The task ▸ Could you please reproduce the entries exactly, leaving out any pictures?

Data records:
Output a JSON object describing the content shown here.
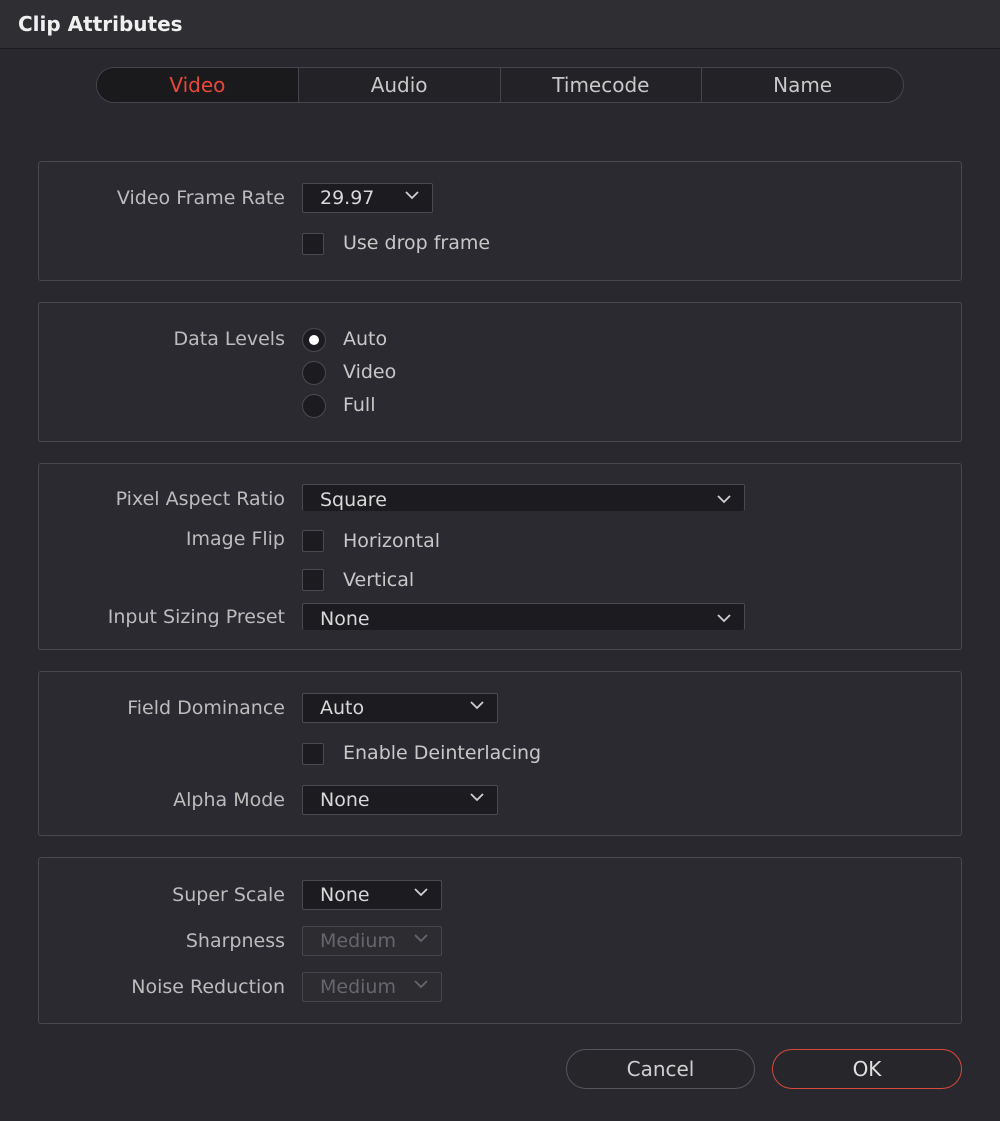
{
  "window": {
    "title": "Clip Attributes"
  },
  "tabs": [
    {
      "label": "Video",
      "active": true
    },
    {
      "label": "Audio",
      "active": false
    },
    {
      "label": "Timecode",
      "active": false
    },
    {
      "label": "Name",
      "active": false
    }
  ],
  "frame_rate": {
    "label": "Video Frame Rate",
    "value": "29.97",
    "drop_frame_label": "Use drop frame",
    "drop_frame_checked": false
  },
  "data_levels": {
    "label": "Data Levels",
    "options": [
      {
        "label": "Auto",
        "selected": true
      },
      {
        "label": "Video",
        "selected": false
      },
      {
        "label": "Full",
        "selected": false
      }
    ]
  },
  "image": {
    "pixel_aspect_label": "Pixel Aspect Ratio",
    "pixel_aspect_value": "Square",
    "image_flip_label": "Image Flip",
    "flip_horizontal_label": "Horizontal",
    "flip_horizontal_checked": false,
    "flip_vertical_label": "Vertical",
    "flip_vertical_checked": false,
    "input_sizing_label": "Input Sizing Preset",
    "input_sizing_value": "None"
  },
  "field": {
    "field_dominance_label": "Field Dominance",
    "field_dominance_value": "Auto",
    "deinterlace_label": "Enable Deinterlacing",
    "deinterlace_checked": false,
    "alpha_mode_label": "Alpha Mode",
    "alpha_mode_value": "None"
  },
  "super_scale": {
    "super_scale_label": "Super Scale",
    "super_scale_value": "None",
    "sharpness_label": "Sharpness",
    "sharpness_value": "Medium",
    "noise_reduction_label": "Noise Reduction",
    "noise_reduction_value": "Medium"
  },
  "buttons": {
    "cancel": "Cancel",
    "ok": "OK"
  },
  "colors": {
    "accent": "#e8483a",
    "background": "#28282e",
    "field": "#1c1c20"
  }
}
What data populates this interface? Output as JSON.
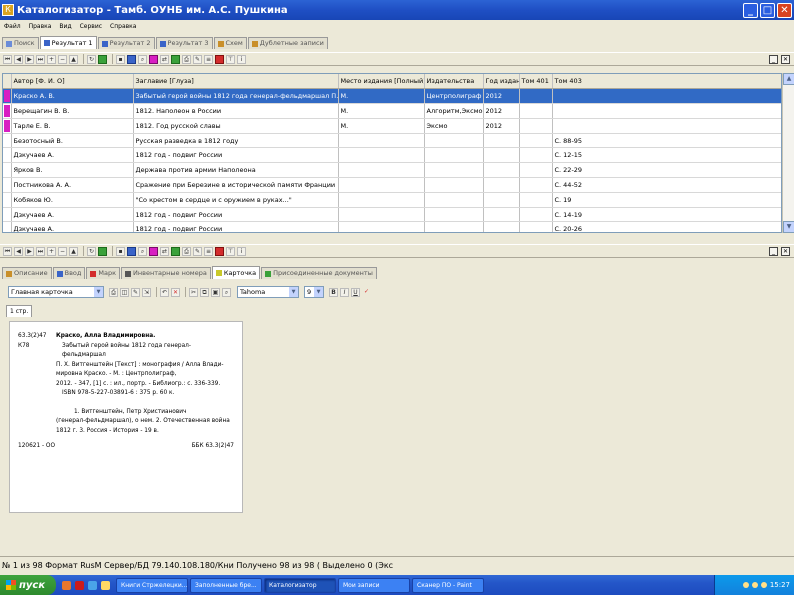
{
  "window": {
    "title": "Каталогизатор - Тамб. ОУНБ им. А.С. Пушкина"
  },
  "menu": [
    "Файл",
    "Правка",
    "Вид",
    "Сервис",
    "Справка"
  ],
  "top_tabs": [
    {
      "label": "Поиск",
      "active": false
    },
    {
      "label": "Результат 1",
      "active": true
    },
    {
      "label": "Результат 2",
      "active": false
    },
    {
      "label": "Результат 3",
      "active": false
    },
    {
      "label": "Схем",
      "active": false
    },
    {
      "label": "Дублетные записи",
      "active": false
    }
  ],
  "grid": {
    "columns": [
      "",
      "Автор [Ф. И. О]",
      "Заглавие [Глуза]",
      "Место издания [Полный]",
      "Издательства",
      "Год издан",
      "Том 401",
      "Том 403"
    ],
    "rows": [
      {
        "marked": true,
        "selected": true,
        "cells": [
          "Краско А. В.",
          "Забытый герой войны 1812 года генерал-фельдмаршал П.",
          "М.",
          "Центрполиграф",
          "2012",
          "",
          ""
        ]
      },
      {
        "marked": true,
        "selected": false,
        "cells": [
          "Верещагин В. В.",
          "1812. Наполеон в России",
          "М.",
          "Алгоритм,Эксмо",
          "2012",
          "",
          ""
        ]
      },
      {
        "marked": true,
        "selected": false,
        "cells": [
          "Тарле Е. В.",
          "1812. Год русской славы",
          "М.",
          "Эксмо",
          "2012",
          "",
          ""
        ]
      },
      {
        "marked": false,
        "selected": false,
        "cells": [
          "Безотосный В.",
          "Русская разведка в 1812 году",
          "",
          "",
          "",
          "",
          "С. 88-95"
        ]
      },
      {
        "marked": false,
        "selected": false,
        "cells": [
          "Дзкучаев А.",
          "1812 год - подвиг России",
          "",
          "",
          "",
          "",
          "С. 12-15"
        ]
      },
      {
        "marked": false,
        "selected": false,
        "cells": [
          "Ярков В.",
          "Держава против армии Наполеона",
          "",
          "",
          "",
          "",
          "С. 22-29"
        ]
      },
      {
        "marked": false,
        "selected": false,
        "cells": [
          "Постникова А. А.",
          "Сражение при Березине в исторической памяти Франции",
          "",
          "",
          "",
          "",
          "С. 44-52"
        ]
      },
      {
        "marked": false,
        "selected": false,
        "cells": [
          "Кобяков Ю.",
          "\"Со крестом в сердце и с оружием в руках...\"",
          "",
          "",
          "",
          "",
          "С. 19"
        ]
      },
      {
        "marked": false,
        "selected": false,
        "cells": [
          "Дзкучаев А.",
          "1812 год - подвиг России",
          "",
          "",
          "",
          "",
          "С. 14-19"
        ]
      },
      {
        "marked": false,
        "selected": false,
        "cells": [
          "Дзкучаев А.",
          "1812 год - подвиг России",
          "",
          "",
          "",
          "",
          "С. 20-26"
        ]
      }
    ]
  },
  "sub_tabs": [
    {
      "label": "Описание",
      "active": false
    },
    {
      "label": "Ввод",
      "active": false
    },
    {
      "label": "Марк",
      "active": false
    },
    {
      "label": "Инвентарные номера",
      "active": false
    },
    {
      "label": "Карточка",
      "active": true
    },
    {
      "label": "Присоединенные документы",
      "active": false
    }
  ],
  "format_toolbar": {
    "card_type": "Главная карточка",
    "font": "Tahoma",
    "size": "9",
    "bold": "B",
    "italic": "I",
    "underline": "U",
    "check": "✓"
  },
  "page_tab": "1 стр.",
  "card": {
    "call_number": "63.3(2)47",
    "call_number_2": "К78",
    "author": "Краско, Алла Владимировна.",
    "body_lines": [
      "Забытый герой войны 1812 года генерал-фельдмаршал",
      "П. Х. Витгенштейн [Текст] : монография / Алла Влади-",
      "мировна Краско. - М. : Центрполиграф,",
      "2012. - 347, [1] с. : ил., портр. - Библиогр.: с. 336-339.",
      "ISBN 978-5-227-03891-6 : 375 р. 60 к."
    ],
    "subject_lines": [
      "1. Витгенштейн, Петр Христианович",
      "(генерал-фельдмаршал), о нем. 2. Отечественная война",
      "1812 г. 3. Россия - История - 19 в."
    ],
    "footer_left": "120621 - ОО",
    "footer_right": "ББК 63.3(2)47"
  },
  "status": {
    "text": "№ 1 из 98 Формат RusM Сервер/БД 79.140.108.180/Кни Получено 98 из 98 ( Выделено 0 (Экс"
  },
  "taskbar": {
    "start_label": "пуск",
    "tasks": [
      {
        "label": "Книги Стржелецки...",
        "active": false
      },
      {
        "label": "Заполненные бре...",
        "active": false
      },
      {
        "label": "Каталогизатор",
        "active": true
      },
      {
        "label": "Мои записи",
        "active": false
      },
      {
        "label": "Сканер ПО - Paint",
        "active": false
      }
    ],
    "clock": "15:27"
  }
}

Solved exercise ▸
Output a JSON object describing the content shown here.
{
  "window": {
    "title": "Clip Attributes"
  },
  "tabs": [
    {
      "label": "Video",
      "active": true
    },
    {
      "label": "Audio",
      "active": false
    },
    {
      "label": "Timecode",
      "active": false
    },
    {
      "label": "Name",
      "active": false
    }
  ],
  "frame_rate": {
    "label": "Video Frame Rate",
    "value": "29.97",
    "drop_frame_label": "Use drop frame",
    "drop_frame_checked": false
  },
  "data_levels": {
    "label": "Data Levels",
    "options": [
      {
        "label": "Auto",
        "selected": true
      },
      {
        "label": "Video",
        "selected": false
      },
      {
        "label": "Full",
        "selected": false
      }
    ]
  },
  "image": {
    "pixel_aspect_label": "Pixel Aspect Ratio",
    "pixel_aspect_value": "Square",
    "image_flip_label": "Image Flip",
    "flip_horizontal_label": "Horizontal",
    "flip_horizontal_checked": false,
    "flip_vertical_label": "Vertical",
    "flip_vertical_checked": false,
    "input_sizing_label": "Input Sizing Preset",
    "input_sizing_value": "None"
  },
  "field": {
    "field_dominance_label": "Field Dominance",
    "field_dominance_value": "Auto",
    "deinterlace_label": "Enable Deinterlacing",
    "deinterlace_checked": false,
    "alpha_mode_label": "Alpha Mode",
    "alpha_mode_value": "None"
  },
  "super_scale": {
    "super_scale_label": "Super Scale",
    "super_scale_value": "None",
    "sharpness_label": "Sharpness",
    "sharpness_value": "Medium",
    "noise_reduction_label": "Noise Reduction",
    "noise_reduction_value": "Medium"
  },
  "buttons": {
    "cancel": "Cancel",
    "ok": "OK"
  },
  "colors": {
    "accent": "#e8483a",
    "background": "#28282e",
    "field": "#1c1c20"
  }
}
What data populates this interface? Output as JSON.
{
  "window": {
    "title": "Каталогизатор - Тамб. ОУНБ им. А.С. Пушкина"
  },
  "menu": [
    "Файл",
    "Правка",
    "Вид",
    "Сервис",
    "Справка"
  ],
  "top_tabs": [
    {
      "label": "Поиск",
      "active": false
    },
    {
      "label": "Результат 1",
      "active": true
    },
    {
      "label": "Результат 2",
      "active": false
    },
    {
      "label": "Результат 3",
      "active": false
    },
    {
      "label": "Схем",
      "active": false
    },
    {
      "label": "Дублетные записи",
      "active": false
    }
  ],
  "grid": {
    "columns": [
      "",
      "Автор [Ф. И. О]",
      "Заглавие [Глуза]",
      "Место издания [Полный]",
      "Издательства",
      "Год издан",
      "Том 401",
      "Том 403"
    ],
    "rows": [
      {
        "marked": true,
        "selected": true,
        "cells": [
          "Краско А. В.",
          "Забытый герой войны 1812 года генерал-фельдмаршал П.",
          "М.",
          "Центрполиграф",
          "2012",
          "",
          ""
        ]
      },
      {
        "marked": true,
        "selected": false,
        "cells": [
          "Верещагин В. В.",
          "1812. Наполеон в России",
          "М.",
          "Алгоритм,Эксмо",
          "2012",
          "",
          ""
        ]
      },
      {
        "marked": true,
        "selected": false,
        "cells": [
          "Тарле Е. В.",
          "1812. Год русской славы",
          "М.",
          "Эксмо",
          "2012",
          "",
          ""
        ]
      },
      {
        "marked": false,
        "selected": false,
        "cells": [
          "Безотосный В.",
          "Русская разведка в 1812 году",
          "",
          "",
          "",
          "",
          "С. 88-95"
        ]
      },
      {
        "marked": false,
        "selected": false,
        "cells": [
          "Дзкучаев А.",
          "1812 год - подвиг России",
          "",
          "",
          "",
          "",
          "С. 12-15"
        ]
      },
      {
        "marked": false,
        "selected": false,
        "cells": [
          "Ярков В.",
          "Держава против армии Наполеона",
          "",
          "",
          "",
          "",
          "С. 22-29"
        ]
      },
      {
        "marked": false,
        "selected": false,
        "cells": [
          "Постникова А. А.",
          "Сражение при Березине в исторической памяти Франции",
          "",
          "",
          "",
          "",
          "С. 44-52"
        ]
      },
      {
        "marked": false,
        "selected": false,
        "cells": [
          "Кобяков Ю.",
          "\"Со крестом в сердце и с оружием в руках...\"",
          "",
          "",
          "",
          "",
          "С. 19"
        ]
      },
      {
        "marked": false,
        "selected": false,
        "cells": [
          "Дзкучаев А.",
          "1812 год - подвиг России",
          "",
          "",
          "",
          "",
          "С. 14-19"
        ]
      },
      {
        "marked": false,
        "selected": false,
        "cells": [
          "Дзкучаев А.",
          "1812 год - подвиг России",
          "",
          "",
          "",
          "",
          "С. 20-26"
        ]
      }
    ]
  },
  "sub_tabs": [
    {
      "label": "Описание",
      "active": false
    },
    {
      "label": "Ввод",
      "active": false
    },
    {
      "label": "Марк",
      "active": false
    },
    {
      "label": "Инвентарные номера",
      "active": false
    },
    {
      "label": "Карточка",
      "active": true
    },
    {
      "label": "Присоединенные документы",
      "active": false
    }
  ],
  "format_toolbar": {
    "card_type": "Главная карточка",
    "font": "Tahoma",
    "size": "9",
    "bold": "B",
    "italic": "I",
    "underline": "U",
    "check": "✓"
  },
  "page_tab": "1 стр.",
  "card": {
    "call_number": "63.3(2)47",
    "call_number_2": "К78",
    "author": "Краско, Алла Владимировна.",
    "body_lines": [
      "Забытый герой войны 1812 года генерал-фельдмаршал",
      "П. Х. Витгенштейн [Текст] : монография / Алла Влади-",
      "мировна Краско. - М. : Центрполиграф,",
      "2012. - 347, [1] с. : ил., портр. - Библиогр.: с. 336-339.",
      "ISBN 978-5-227-03891-6 : 375 р. 60 к."
    ],
    "subject_lines": [
      "1. Витгенштейн, Петр Христианович",
      "(генерал-фельдмаршал), о нем. 2. Отечественная война",
      "1812 г. 3. Россия - История - 19 в."
    ],
    "footer_left": "120621 - ОО",
    "footer_right": "ББК 63.3(2)47"
  },
  "status": {
    "text": "№ 1 из 98 Формат RusM Сервер/БД 79.140.108.180/Кни Получено 98 из 98 ( Выделено 0 (Экс"
  },
  "taskbar": {
    "start_label": "пуск",
    "tasks": [
      {
        "label": "Книги Стржелецки...",
        "active": false
      },
      {
        "label": "Заполненные бре...",
        "active": false
      },
      {
        "label": "Каталогизатор",
        "active": true
      },
      {
        "label": "Мои записи",
        "active": false
      },
      {
        "label": "Сканер ПО - Paint",
        "active": false
      }
    ],
    "clock": "15:27"
  }
}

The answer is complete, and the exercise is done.